YOUR TASK:
In the copy of the lines below, leave out pictures and print everything else exactly.

BEGIN

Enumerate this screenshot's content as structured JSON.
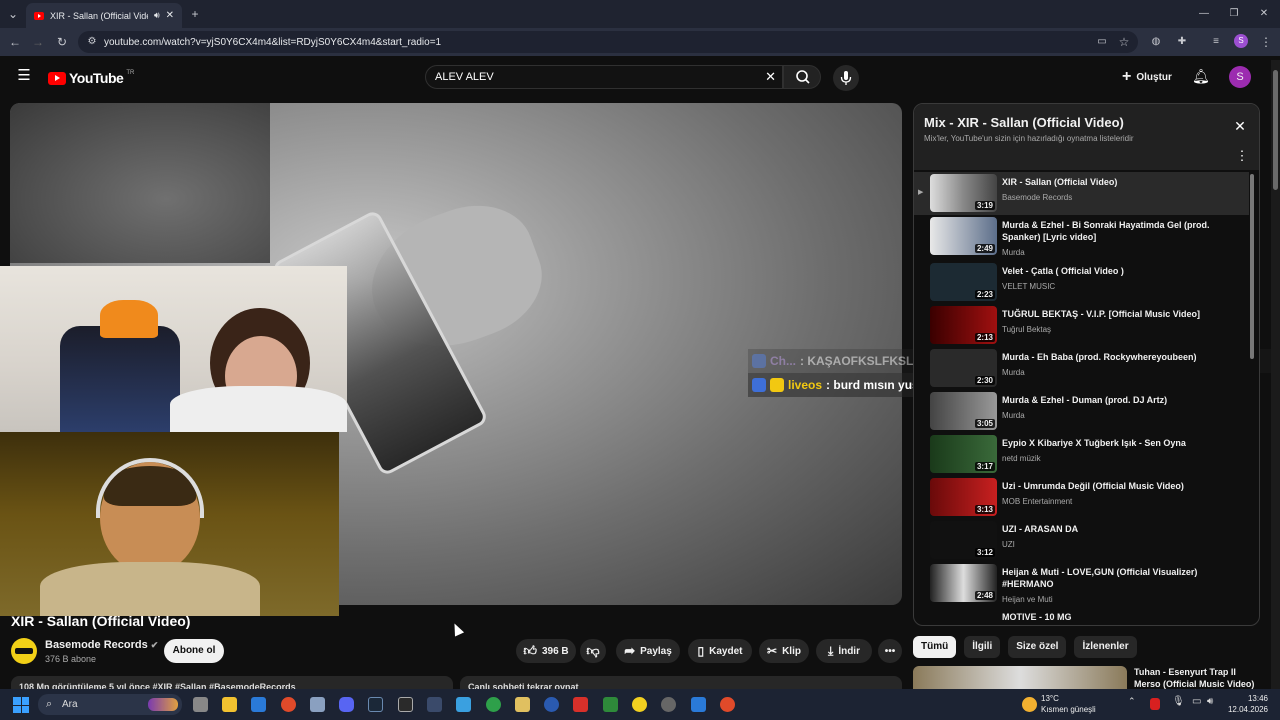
{
  "browser": {
    "tab_title": "XIR - Sallan (Official Video)",
    "url": "youtube.com/watch?v=yjS0Y6CX4m4&list=RDyjS0Y6CX4m4&start_radio=1",
    "new_tab_label": "+"
  },
  "masthead": {
    "logo": "YouTube",
    "logo_region": "TR",
    "search_value": "ALEV ALEV",
    "create_label": "Oluştur",
    "avatar_letter": "S"
  },
  "video": {
    "title": "XIR - Sallan (Official Video)",
    "channel": "Basemode Records",
    "subscribers": "376 B abone",
    "subscribe_label": "Abone ol",
    "likes": "396 B",
    "share_label": "Paylaş",
    "save_label": "Kaydet",
    "clip_label": "Klip",
    "download_label": "İndir",
    "description_preview": "108 Mn görüntüleme  5 yıl önce  #XIR #Sallan #BasemodeRecords",
    "live_chat_label": "Canlı sohbeti tekrar oynat"
  },
  "chat_overlay": [
    {
      "user": "Ch...",
      "message": ": KAŞAOFKSLFKSLFLSLLYSL",
      "color": "#5b3a8a"
    },
    {
      "user": "liveos",
      "message": ": burd mısın yuspac",
      "color": "#f2c811"
    }
  ],
  "playlist": {
    "title": "Mix - XIR - Sallan (Official Video)",
    "subtitle": "Mix'ler, YouTube'un sizin için hazırladığı oynatma listeleridir",
    "items": [
      {
        "title": "XIR - Sallan (Official Video)",
        "channel": "Basemode Records",
        "duration": "3:19"
      },
      {
        "title": "Murda & Ezhel - Bi Sonraki Hayatimda Gel (prod. Spanker) [Lyric video]",
        "channel": "Murda",
        "duration": "2:49"
      },
      {
        "title": "Velet - Çatla ( Official Video )",
        "channel": "VELET MUSIC",
        "duration": "2:23"
      },
      {
        "title": "TUĞRUL BEKTAŞ - V.I.P. [Official Music Video]",
        "channel": "Tuğrul Bektaş",
        "duration": "2:13"
      },
      {
        "title": "Murda - Eh Baba (prod. Rockywhereyoubeen)",
        "channel": "Murda",
        "duration": "2:30"
      },
      {
        "title": "Murda & Ezhel - Duman (prod. DJ Artz)",
        "channel": "Murda",
        "duration": "3:05"
      },
      {
        "title": "Eypio X Kibariye X Tuğberk Işık - Sen Oyna",
        "channel": "netd müzik",
        "duration": "3:17"
      },
      {
        "title": "Uzi - Umrumda Değil (Official Music Video)",
        "channel": "MOB Entertainment",
        "duration": "3:13"
      },
      {
        "title": "UZI - ARASAN DA",
        "channel": "UZI",
        "duration": "3:12"
      },
      {
        "title": "Heijan & Muti - LOVE,GUN (Official Visualizer) #HERMANO",
        "channel": "Heijan ve Muti",
        "duration": "2:48"
      },
      {
        "title": "MOTIVE - 10 MG",
        "channel": "",
        "duration": ""
      }
    ]
  },
  "chips": [
    "Tümü",
    "İlgili",
    "Size özel",
    "İzlenenler"
  ],
  "next_video": {
    "title": "Tuhan - Esenyurt Trap II Merso (Official Music Video)"
  },
  "taskbar": {
    "search_label": "Ara",
    "temperature": "13°C",
    "weather": "Kısmen güneşli",
    "time": "13:46",
    "date": "12.04.2026"
  }
}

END

EXERCISE ANSWER:
Enumerate this screenshot's content as structured JSON.
{
  "browser": {
    "tab_title": "XIR - Sallan (Official Video)",
    "url": "youtube.com/watch?v=yjS0Y6CX4m4&list=RDyjS0Y6CX4m4&start_radio=1",
    "new_tab_label": "+"
  },
  "masthead": {
    "logo": "YouTube",
    "logo_region": "TR",
    "search_value": "ALEV ALEV",
    "create_label": "Oluştur",
    "avatar_letter": "S"
  },
  "video": {
    "title": "XIR - Sallan (Official Video)",
    "channel": "Basemode Records",
    "subscribers": "376 B abone",
    "subscribe_label": "Abone ol",
    "likes": "396 B",
    "share_label": "Paylaş",
    "save_label": "Kaydet",
    "clip_label": "Klip",
    "download_label": "İndir",
    "description_preview": "108 Mn görüntüleme  5 yıl önce  #XIR #Sallan #BasemodeRecords",
    "live_chat_label": "Canlı sohbeti tekrar oynat"
  },
  "chat_overlay": [
    {
      "user": "Ch...",
      "message": ": KAŞAOFKSLFKSLFLSLLYSL",
      "color": "#5b3a8a"
    },
    {
      "user": "liveos",
      "message": ": burd mısın yuspac",
      "color": "#f2c811"
    }
  ],
  "playlist": {
    "title": "Mix - XIR - Sallan (Official Video)",
    "subtitle": "Mix'ler, YouTube'un sizin için hazırladığı oynatma listeleridir",
    "items": [
      {
        "title": "XIR - Sallan (Official Video)",
        "channel": "Basemode Records",
        "duration": "3:19"
      },
      {
        "title": "Murda & Ezhel - Bi Sonraki Hayatimda Gel (prod. Spanker) [Lyric video]",
        "channel": "Murda",
        "duration": "2:49"
      },
      {
        "title": "Velet - Çatla ( Official Video )",
        "channel": "VELET MUSIC",
        "duration": "2:23"
      },
      {
        "title": "TUĞRUL BEKTAŞ - V.I.P. [Official Music Video]",
        "channel": "Tuğrul Bektaş",
        "duration": "2:13"
      },
      {
        "title": "Murda - Eh Baba (prod. Rockywhereyoubeen)",
        "channel": "Murda",
        "duration": "2:30"
      },
      {
        "title": "Murda & Ezhel - Duman (prod. DJ Artz)",
        "channel": "Murda",
        "duration": "3:05"
      },
      {
        "title": "Eypio X Kibariye X Tuğberk Işık - Sen Oyna",
        "channel": "netd müzik",
        "duration": "3:17"
      },
      {
        "title": "Uzi - Umrumda Değil (Official Music Video)",
        "channel": "MOB Entertainment",
        "duration": "3:13"
      },
      {
        "title": "UZI - ARASAN DA",
        "channel": "UZI",
        "duration": "3:12"
      },
      {
        "title": "Heijan & Muti - LOVE,GUN (Official Visualizer) #HERMANO",
        "channel": "Heijan ve Muti",
        "duration": "2:48"
      },
      {
        "title": "MOTIVE - 10 MG",
        "channel": "",
        "duration": ""
      }
    ]
  },
  "chips": [
    "Tümü",
    "İlgili",
    "Size özel",
    "İzlenenler"
  ],
  "next_video": {
    "title": "Tuhan - Esenyurt Trap II Merso (Official Music Video)"
  },
  "taskbar": {
    "search_label": "Ara",
    "temperature": "13°C",
    "weather": "Kısmen güneşli",
    "time": "13:46",
    "date": "12.04.2026"
  }
}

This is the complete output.